Why? Why do NGOs like WWF who so strongly support RSPO and other certification schemes that try to force themselves onto smallholders, keep doing this? Is it helping? It’s certainly not helping the smallholders. What benefit does it provide to the wider planet and, even if that is substantial (big question mark) why should smallholders carry the burden of delivering those benefits? Think of what good the refinery company could better do with its money. It could instead support greater crop diversification to bring greater resilience amongst its smallholder suppliers. Small amounts go a long way in such contexts. Climate change is already here and palm oil and other agricultural commodity yields are already being affected by changed weather. We need to build resilience now, not waste farmer’s precious time forcing them down an unproductive certification rabbit hole.

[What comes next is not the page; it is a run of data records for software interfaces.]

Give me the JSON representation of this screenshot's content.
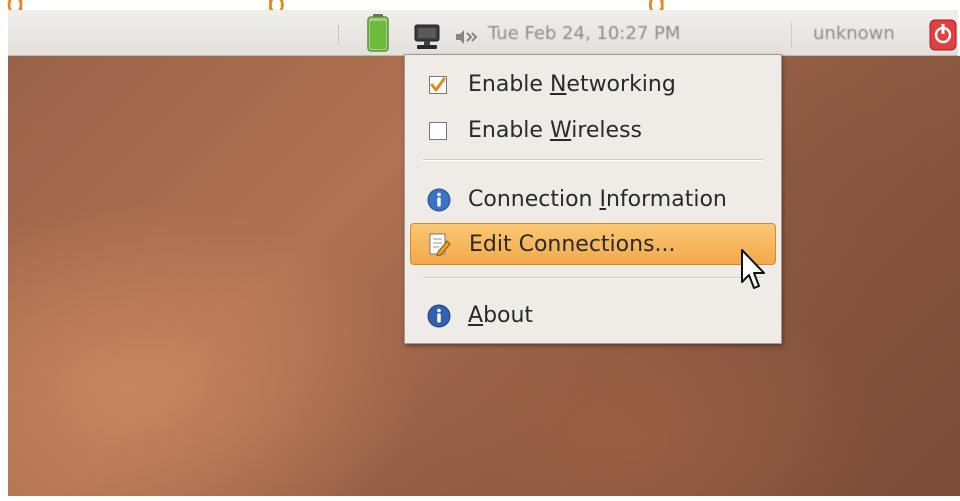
{
  "panel": {
    "clock_text": "Tue Feb 24, 10:27 PM",
    "user_name": "unknown",
    "icons": {
      "battery": "battery-icon",
      "network": "network-computer-icon",
      "volume": "volume-icon",
      "power": "power-icon"
    }
  },
  "menu": {
    "items": [
      {
        "label": "Enable Networking",
        "mnemonic": "N",
        "checked": true,
        "icon": "checkbox-checked"
      },
      {
        "label": "Enable Wireless",
        "mnemonic": "W",
        "checked": false,
        "icon": "checkbox-unchecked"
      },
      {
        "label": "Connection Information",
        "mnemonic": "I",
        "icon": "info-icon"
      },
      {
        "label": "Edit Connections...",
        "highlighted": true,
        "icon": "edit-icon"
      },
      {
        "label": "About",
        "mnemonic": "A",
        "icon": "info-icon"
      }
    ]
  },
  "colors": {
    "highlight": "#f3a94a",
    "menu_bg": "#efebe7",
    "panel_bg": "#e3e0dc",
    "check_orange": "#e6871c",
    "info_blue": "#3b73c4"
  }
}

What makes anyone think that the most vulnerable players, the smallholders who reside at the deepest, most furthest recesses of global palm oil supply chains, should be forced to do anything that everyone knows is patently not good for them? We all know that these smallholder livelihoods are diminished by taking them away from productive valuable work and yet for our own selfish marketing needs – so we can show the statistics of the number of smallholders certified and hail it as evidence of the wonder, beauty and joy of our certification scheme – we force them to do it.

Help me understand the values in that?

There are no values in that and I would hope that having been awoken to such issues, NGOs and companies pushing RSPO or any other certification scheme on smallholders would think again. This is not a new finding. I’ve not magically stumbled onto a hidden gem of information in my travels. Everyone knows, the world over, that certification schemes present real problems for smallholders. We haven’t even discussed smallholders being excluded from supply chains because they’re not certified. Smallholders are leaving certification schemes because there’s no value for them in being certified, quite the contrary, but still the certification scheme proponents, those who believe certification is our saviour – or who make a load of money from it - keep forcing it down their throats.

We really should be ashamed. Most of all, we should roll up our sleeves and embark on a much more ethical approach of sitting with smallholders and working out together with them what sort of assistance they feel they could do with. And then deliver that. It’s not rocket science.

And those campaigners – many of them proponents of certification - ready to blast companies might instead have a long look in the mirror and realise that it’s not OK to have exceptions. NGOs and the pro-certification companies they promote should not be immune to criticism.

Forced labour is forced labour, be it to build a pipeline, a dam, to dig trenches or to fill in forms or collect data for a certification scheme so that someone else benefits.

It’s way beyond time to engage with smallholders on a more ethical, equal basis and, in the face of growing climate uncertainty, help them build their own resilience by working with them and for them, not for our own selfish selves.

Marketing 101: Beyond labelling. Inspire through stories

Marketing 101: Beyond labelling. Inspire through stories

Earthworm Reflection #1

Earthworm Reflection #1